** Given entries follows **
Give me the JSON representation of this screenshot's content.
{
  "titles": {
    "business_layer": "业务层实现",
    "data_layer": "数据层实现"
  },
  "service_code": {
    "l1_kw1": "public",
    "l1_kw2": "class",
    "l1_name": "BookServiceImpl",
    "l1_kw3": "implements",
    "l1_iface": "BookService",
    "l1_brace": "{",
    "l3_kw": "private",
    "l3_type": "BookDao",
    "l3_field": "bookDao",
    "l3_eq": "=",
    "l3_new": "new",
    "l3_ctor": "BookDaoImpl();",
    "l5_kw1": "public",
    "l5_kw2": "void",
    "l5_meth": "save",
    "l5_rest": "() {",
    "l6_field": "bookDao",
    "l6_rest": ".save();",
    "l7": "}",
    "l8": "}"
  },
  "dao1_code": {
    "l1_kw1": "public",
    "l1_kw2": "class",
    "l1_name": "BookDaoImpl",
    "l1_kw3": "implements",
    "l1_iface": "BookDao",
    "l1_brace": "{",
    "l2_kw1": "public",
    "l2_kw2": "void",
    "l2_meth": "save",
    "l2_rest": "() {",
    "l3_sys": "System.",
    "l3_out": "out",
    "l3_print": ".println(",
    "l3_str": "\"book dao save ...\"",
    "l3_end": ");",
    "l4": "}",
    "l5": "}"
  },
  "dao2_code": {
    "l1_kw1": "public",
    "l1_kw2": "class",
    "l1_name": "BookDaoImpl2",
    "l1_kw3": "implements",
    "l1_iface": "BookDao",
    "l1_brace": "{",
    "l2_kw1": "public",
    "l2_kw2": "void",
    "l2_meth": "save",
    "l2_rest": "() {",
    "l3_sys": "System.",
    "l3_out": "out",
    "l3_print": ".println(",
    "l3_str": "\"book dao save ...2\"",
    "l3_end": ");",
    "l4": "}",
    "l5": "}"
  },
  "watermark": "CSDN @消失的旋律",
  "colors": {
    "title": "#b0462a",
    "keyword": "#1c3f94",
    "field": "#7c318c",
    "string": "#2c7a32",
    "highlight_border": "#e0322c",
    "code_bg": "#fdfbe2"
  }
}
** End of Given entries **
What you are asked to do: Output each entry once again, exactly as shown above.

Result of the task:
Give me the JSON representation of this screenshot's content.
{
  "titles": {
    "business_layer": "业务层实现",
    "data_layer": "数据层实现"
  },
  "service_code": {
    "l1_kw1": "public",
    "l1_kw2": "class",
    "l1_name": "BookServiceImpl",
    "l1_kw3": "implements",
    "l1_iface": "BookService",
    "l1_brace": "{",
    "l3_kw": "private",
    "l3_type": "BookDao",
    "l3_field": "bookDao",
    "l3_eq": "=",
    "l3_new": "new",
    "l3_ctor": "BookDaoImpl();",
    "l5_kw1": "public",
    "l5_kw2": "void",
    "l5_meth": "save",
    "l5_rest": "() {",
    "l6_field": "bookDao",
    "l6_rest": ".save();",
    "l7": "}",
    "l8": "}"
  },
  "dao1_code": {
    "l1_kw1": "public",
    "l1_kw2": "class",
    "l1_name": "BookDaoImpl",
    "l1_kw3": "implements",
    "l1_iface": "BookDao",
    "l1_brace": "{",
    "l2_kw1": "public",
    "l2_kw2": "void",
    "l2_meth": "save",
    "l2_rest": "() {",
    "l3_sys": "System.",
    "l3_out": "out",
    "l3_print": ".println(",
    "l3_str": "\"book dao save ...\"",
    "l3_end": ");",
    "l4": "}",
    "l5": "}"
  },
  "dao2_code": {
    "l1_kw1": "public",
    "l1_kw2": "class",
    "l1_name": "BookDaoImpl2",
    "l1_kw3": "implements",
    "l1_iface": "BookDao",
    "l1_brace": "{",
    "l2_kw1": "public",
    "l2_kw2": "void",
    "l2_meth": "save",
    "l2_rest": "() {",
    "l3_sys": "System.",
    "l3_out": "out",
    "l3_print": ".println(",
    "l3_str": "\"book dao save ...2\"",
    "l3_end": ");",
    "l4": "}",
    "l5": "}"
  },
  "watermark": "CSDN @消失的旋律",
  "colors": {
    "title": "#b0462a",
    "keyword": "#1c3f94",
    "field": "#7c318c",
    "string": "#2c7a32",
    "highlight_border": "#e0322c",
    "code_bg": "#fdfbe2"
  }
}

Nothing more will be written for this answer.